10/14/2017 / By JD Heyes
As high as the number of people Las Vegas shooter Stephen Paddock killed and wounded was, the body count and destruction could have been far worse had one of the most diabolical aspects of his master plan had gone his way.
As reported by CNN, two law enforcement sources said that Paddock, 64, fired special “incendiary” bullets at a fuel tank holding 43,000 barrels in what investigators believe was an effort to ignite it and cause a massive explosion.
The so-called incendiary rounds were found in Paddock’s Mandalay Bay Casino hotel room. Experts say they are designed to ignite what they hit. Also, some rounds were found near the fuel tank just a short distance away from the McCarran International Airport, which is parallel to the heavily populated Las Vegas strip.
Police had already disclosed that Paddock had fired at the tank and actually hit it with two bullets at some point during his Oct. 1 attack on a crowd of 22,000 below him attending a country music concert at the Route 91 venue that killed 58 and wounded more than 500 people. However, they did not disclose the fact that he used incendiary rounds to do so. Tanks located near the airport contain jet fuel.
The sources who spoke to CNN on condition of anonymity said that incendiary rounds were found in an area near the tank that was struck, though it isn’t clear if those rounds were of the incendiary variety, sources said. Airport spokesman Chris Jones told the network he was not aware of any bullets being recovered except those that struck the tank.
Last week, airport officials downplayed any notion that the kind of rifles Paddock used in his attack were capable of causing an explosion at the fuel tanks. They noted that jet fuel is refined in a way that allows it to withstand short-term exposure to flame without igniting.

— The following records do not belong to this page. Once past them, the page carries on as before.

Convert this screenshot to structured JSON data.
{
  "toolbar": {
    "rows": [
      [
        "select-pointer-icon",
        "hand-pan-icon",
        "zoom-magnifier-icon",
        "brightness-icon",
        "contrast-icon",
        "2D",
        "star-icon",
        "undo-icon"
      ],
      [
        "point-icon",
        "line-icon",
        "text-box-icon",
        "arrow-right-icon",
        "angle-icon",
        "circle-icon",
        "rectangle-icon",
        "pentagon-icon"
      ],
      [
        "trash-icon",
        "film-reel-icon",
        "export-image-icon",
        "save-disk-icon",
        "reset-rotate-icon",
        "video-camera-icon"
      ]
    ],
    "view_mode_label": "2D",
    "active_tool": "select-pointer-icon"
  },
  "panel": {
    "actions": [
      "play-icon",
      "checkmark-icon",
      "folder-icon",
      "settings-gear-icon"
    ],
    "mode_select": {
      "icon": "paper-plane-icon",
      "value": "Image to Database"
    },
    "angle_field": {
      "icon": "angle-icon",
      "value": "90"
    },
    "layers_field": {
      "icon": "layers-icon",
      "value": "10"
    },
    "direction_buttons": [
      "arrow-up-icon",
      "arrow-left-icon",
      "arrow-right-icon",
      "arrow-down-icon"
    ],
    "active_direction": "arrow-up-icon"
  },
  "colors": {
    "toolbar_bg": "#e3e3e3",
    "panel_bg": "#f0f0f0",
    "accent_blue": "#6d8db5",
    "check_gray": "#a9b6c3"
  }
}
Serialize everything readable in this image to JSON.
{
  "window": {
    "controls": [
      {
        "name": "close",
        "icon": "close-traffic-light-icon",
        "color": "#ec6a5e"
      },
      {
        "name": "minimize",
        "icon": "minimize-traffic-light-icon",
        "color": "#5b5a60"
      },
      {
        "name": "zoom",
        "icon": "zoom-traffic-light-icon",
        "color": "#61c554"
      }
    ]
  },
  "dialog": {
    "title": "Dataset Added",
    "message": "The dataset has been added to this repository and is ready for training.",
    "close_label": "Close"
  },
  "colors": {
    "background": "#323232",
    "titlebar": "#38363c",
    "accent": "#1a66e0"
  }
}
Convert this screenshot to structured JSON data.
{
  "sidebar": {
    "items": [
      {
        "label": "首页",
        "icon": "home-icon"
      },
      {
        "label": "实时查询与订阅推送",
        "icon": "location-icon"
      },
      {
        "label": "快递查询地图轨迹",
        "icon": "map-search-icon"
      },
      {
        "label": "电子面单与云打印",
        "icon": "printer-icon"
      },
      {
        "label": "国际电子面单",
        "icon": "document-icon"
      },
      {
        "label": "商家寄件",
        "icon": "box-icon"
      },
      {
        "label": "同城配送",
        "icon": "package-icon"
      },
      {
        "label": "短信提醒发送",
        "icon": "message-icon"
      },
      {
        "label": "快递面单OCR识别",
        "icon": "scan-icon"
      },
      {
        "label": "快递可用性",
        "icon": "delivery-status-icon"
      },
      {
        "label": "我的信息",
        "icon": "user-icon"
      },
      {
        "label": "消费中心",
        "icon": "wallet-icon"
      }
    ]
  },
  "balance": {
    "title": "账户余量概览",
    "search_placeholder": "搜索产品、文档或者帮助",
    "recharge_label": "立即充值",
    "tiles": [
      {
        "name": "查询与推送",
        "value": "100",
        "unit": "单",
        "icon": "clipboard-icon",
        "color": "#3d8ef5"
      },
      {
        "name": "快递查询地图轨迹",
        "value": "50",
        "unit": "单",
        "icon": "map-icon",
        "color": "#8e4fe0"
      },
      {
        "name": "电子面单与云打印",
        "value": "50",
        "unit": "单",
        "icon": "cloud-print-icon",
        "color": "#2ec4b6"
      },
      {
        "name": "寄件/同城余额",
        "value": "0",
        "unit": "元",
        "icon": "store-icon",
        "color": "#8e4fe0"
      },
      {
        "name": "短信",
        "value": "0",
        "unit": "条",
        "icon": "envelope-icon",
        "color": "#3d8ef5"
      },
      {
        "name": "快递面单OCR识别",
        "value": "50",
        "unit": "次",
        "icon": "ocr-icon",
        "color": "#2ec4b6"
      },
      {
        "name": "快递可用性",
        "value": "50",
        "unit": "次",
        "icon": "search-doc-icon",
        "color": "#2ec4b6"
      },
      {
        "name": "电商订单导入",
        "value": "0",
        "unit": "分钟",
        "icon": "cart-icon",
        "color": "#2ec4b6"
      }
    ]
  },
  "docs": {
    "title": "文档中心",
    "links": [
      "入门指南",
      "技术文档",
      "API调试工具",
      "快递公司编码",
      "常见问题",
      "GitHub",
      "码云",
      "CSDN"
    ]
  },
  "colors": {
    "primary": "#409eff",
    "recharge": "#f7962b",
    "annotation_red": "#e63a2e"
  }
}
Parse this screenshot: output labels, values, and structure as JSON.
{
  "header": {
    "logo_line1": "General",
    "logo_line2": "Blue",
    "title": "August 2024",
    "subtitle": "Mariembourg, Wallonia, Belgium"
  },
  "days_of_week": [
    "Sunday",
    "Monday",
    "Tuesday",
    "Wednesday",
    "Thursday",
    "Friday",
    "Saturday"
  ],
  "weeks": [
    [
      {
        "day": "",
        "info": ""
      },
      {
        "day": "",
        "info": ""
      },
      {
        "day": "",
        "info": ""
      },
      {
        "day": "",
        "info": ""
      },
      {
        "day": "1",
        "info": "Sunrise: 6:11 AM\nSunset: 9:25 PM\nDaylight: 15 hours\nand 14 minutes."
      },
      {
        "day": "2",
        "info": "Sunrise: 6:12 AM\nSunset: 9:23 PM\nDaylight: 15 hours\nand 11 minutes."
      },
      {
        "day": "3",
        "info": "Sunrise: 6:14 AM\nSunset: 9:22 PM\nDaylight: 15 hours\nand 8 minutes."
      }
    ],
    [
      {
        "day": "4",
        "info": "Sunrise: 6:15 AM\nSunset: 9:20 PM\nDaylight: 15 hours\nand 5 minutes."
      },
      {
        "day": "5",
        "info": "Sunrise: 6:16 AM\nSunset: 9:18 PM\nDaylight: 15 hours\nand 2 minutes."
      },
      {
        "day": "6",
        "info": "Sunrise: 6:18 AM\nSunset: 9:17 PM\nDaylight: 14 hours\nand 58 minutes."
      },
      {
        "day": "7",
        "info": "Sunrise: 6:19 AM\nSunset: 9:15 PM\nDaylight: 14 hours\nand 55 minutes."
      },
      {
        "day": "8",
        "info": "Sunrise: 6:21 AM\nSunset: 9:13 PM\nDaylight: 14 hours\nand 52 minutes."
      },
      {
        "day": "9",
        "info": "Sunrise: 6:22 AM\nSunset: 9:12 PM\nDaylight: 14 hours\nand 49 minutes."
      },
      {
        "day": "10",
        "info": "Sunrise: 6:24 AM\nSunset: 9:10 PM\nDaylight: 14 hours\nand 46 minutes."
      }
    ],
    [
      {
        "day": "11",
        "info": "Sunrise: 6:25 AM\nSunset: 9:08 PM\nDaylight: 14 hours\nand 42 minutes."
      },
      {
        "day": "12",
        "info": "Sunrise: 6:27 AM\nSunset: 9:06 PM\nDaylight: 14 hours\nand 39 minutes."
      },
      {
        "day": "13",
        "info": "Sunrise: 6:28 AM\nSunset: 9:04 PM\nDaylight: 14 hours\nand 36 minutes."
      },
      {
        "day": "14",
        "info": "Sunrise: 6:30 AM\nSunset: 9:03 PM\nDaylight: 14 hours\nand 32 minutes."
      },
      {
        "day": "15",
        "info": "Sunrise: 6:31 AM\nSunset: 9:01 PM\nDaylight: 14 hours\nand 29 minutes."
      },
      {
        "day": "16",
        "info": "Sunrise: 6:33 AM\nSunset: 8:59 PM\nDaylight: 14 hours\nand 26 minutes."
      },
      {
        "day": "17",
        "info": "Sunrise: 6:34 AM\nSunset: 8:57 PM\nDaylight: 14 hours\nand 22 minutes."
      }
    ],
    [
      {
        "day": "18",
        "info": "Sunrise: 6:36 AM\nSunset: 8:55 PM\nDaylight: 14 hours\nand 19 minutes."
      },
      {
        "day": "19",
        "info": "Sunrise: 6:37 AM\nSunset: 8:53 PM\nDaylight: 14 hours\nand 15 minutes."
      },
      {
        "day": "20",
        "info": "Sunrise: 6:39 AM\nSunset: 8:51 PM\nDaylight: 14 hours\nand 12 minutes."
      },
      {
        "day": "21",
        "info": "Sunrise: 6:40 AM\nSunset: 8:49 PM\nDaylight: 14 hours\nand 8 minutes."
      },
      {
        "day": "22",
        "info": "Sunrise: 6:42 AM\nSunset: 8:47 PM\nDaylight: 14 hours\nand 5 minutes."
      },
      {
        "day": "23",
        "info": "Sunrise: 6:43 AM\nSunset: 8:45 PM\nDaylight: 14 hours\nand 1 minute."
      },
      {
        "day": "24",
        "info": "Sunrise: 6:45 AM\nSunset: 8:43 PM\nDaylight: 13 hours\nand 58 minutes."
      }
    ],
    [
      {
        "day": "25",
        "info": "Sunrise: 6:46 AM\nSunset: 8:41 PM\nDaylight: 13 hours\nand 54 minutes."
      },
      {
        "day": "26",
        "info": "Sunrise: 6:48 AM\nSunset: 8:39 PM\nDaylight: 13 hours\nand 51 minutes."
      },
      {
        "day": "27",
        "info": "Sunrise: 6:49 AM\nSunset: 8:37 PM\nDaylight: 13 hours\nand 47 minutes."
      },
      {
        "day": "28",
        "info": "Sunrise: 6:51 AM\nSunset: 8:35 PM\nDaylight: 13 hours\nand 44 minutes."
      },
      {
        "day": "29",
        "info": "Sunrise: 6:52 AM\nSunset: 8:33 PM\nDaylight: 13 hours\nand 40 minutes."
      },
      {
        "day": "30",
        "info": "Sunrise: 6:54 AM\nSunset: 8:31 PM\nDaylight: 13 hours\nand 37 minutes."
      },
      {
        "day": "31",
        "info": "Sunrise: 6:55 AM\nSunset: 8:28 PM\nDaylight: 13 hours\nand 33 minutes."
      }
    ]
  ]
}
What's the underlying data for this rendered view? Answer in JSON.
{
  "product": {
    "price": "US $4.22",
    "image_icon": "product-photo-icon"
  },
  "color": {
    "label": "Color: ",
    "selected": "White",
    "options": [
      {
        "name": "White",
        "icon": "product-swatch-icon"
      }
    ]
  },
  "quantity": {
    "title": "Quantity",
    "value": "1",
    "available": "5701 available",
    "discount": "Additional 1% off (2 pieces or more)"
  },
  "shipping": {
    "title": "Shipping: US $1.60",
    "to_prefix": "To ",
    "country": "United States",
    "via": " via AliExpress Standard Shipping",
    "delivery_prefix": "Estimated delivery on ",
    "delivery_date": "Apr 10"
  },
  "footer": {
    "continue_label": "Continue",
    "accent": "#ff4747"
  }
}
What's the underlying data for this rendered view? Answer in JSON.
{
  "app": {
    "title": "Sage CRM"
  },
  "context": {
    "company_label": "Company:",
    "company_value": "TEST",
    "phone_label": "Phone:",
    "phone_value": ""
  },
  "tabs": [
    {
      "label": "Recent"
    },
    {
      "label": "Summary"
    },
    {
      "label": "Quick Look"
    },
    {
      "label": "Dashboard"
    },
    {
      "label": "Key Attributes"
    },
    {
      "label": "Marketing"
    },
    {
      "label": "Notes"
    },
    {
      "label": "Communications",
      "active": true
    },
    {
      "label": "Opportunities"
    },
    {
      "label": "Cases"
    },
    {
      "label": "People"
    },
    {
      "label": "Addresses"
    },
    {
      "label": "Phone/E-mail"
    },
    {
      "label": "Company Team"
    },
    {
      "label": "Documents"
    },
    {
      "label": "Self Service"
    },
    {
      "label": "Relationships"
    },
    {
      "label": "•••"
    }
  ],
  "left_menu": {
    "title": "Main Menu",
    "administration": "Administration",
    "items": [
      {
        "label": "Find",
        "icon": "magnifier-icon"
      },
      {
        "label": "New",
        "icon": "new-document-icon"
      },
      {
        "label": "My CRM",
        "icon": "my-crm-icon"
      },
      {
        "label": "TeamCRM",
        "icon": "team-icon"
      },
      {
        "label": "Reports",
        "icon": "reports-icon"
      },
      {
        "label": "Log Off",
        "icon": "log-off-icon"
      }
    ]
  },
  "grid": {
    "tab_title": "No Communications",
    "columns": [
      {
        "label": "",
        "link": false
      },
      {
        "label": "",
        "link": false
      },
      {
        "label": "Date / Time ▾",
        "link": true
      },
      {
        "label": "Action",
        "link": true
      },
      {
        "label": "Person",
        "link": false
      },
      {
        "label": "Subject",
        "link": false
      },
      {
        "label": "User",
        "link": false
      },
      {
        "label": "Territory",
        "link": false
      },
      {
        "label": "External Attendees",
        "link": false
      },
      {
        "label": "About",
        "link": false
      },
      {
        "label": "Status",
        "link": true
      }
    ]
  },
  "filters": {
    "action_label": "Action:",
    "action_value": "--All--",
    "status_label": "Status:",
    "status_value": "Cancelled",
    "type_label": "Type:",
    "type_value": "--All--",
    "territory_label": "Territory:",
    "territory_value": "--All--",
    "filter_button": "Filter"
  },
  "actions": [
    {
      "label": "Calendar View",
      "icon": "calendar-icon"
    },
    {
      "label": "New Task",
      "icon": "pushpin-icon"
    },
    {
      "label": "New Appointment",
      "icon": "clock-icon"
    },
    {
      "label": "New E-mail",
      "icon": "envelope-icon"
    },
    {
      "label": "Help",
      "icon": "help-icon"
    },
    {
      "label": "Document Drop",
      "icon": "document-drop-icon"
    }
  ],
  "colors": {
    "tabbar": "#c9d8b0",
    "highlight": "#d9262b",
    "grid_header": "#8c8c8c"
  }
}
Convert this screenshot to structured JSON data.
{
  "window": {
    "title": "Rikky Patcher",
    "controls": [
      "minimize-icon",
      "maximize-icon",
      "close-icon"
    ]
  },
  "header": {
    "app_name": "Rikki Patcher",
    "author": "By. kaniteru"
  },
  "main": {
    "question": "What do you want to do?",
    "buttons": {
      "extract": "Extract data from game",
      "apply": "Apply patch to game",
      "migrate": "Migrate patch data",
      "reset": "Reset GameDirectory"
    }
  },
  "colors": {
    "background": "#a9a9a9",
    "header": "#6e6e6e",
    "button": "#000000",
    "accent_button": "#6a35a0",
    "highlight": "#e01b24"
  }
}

“Contrary to speculation, there is almost zero likelihood gunfire could trigger a fire or explosion at a commercial fuel storage facility,” said an airport statement released on Oct. 5. That statement also did not mention anything about incendiary rounds being found next to one of its fuel tanks or whether such a round would change that equation at all. (Related: EXCLUSIVE: Forensic acoustic analysis confirms existence (and range) of second Las Vegas shooter)
CNN noted further:
The new detail about the ammunition is one of several pieces of information that investigators are attempting to put together to determine Paddock’s specific intent, precisely how he carried out the attack, and whether he intended to survive.
In addition to the incendiary rounds, police also recovered several tracer bullets which produce a flame when discharged allowing a shooter to follow the bullet’s path to targets for better aim.
Also, investigating officers found other equipment in Paddock’s room suggesting he likely intended to survive the attack such as bulletproof vets and a gas mask/breathing apparatus.
As reported by The National Sentinel, police said last week they had evidence suggesting that Paddock not only led a “secret double life” but that he “meticulously planned” his attack and that he planned to survive it.
Other developments indicating Paddock’s meticulous planning include:
— Clark County Sheriff Joe Lombardo said that Paddock scoped out the Route 91 concert venue two weeks before he opened fire;
— Planning even included being able to find the right time to rent the very room he was in on the 32nd floor, which Lombardo said was difficult considering Vegas is a 24-7-365 tourist destination;
— Cops also discovered dozens of pounds of tannerite, which detonates when contacted by a bullet and is normally used in target practice.
Police also don’t believe that Paddock acted alone or that what he was planning was not known to anyone.
“At face value, he had to have some help at some point and we want to ensure that that’s the answer,” Lombardo said. “Maybe he was a superhuman who figured this out all on his own but it would be hard for me to believe that.”
J.D. Heyes is a senior writer for NaturalNews.com and NewsTarget.com, as well as editor of The National Sentinel.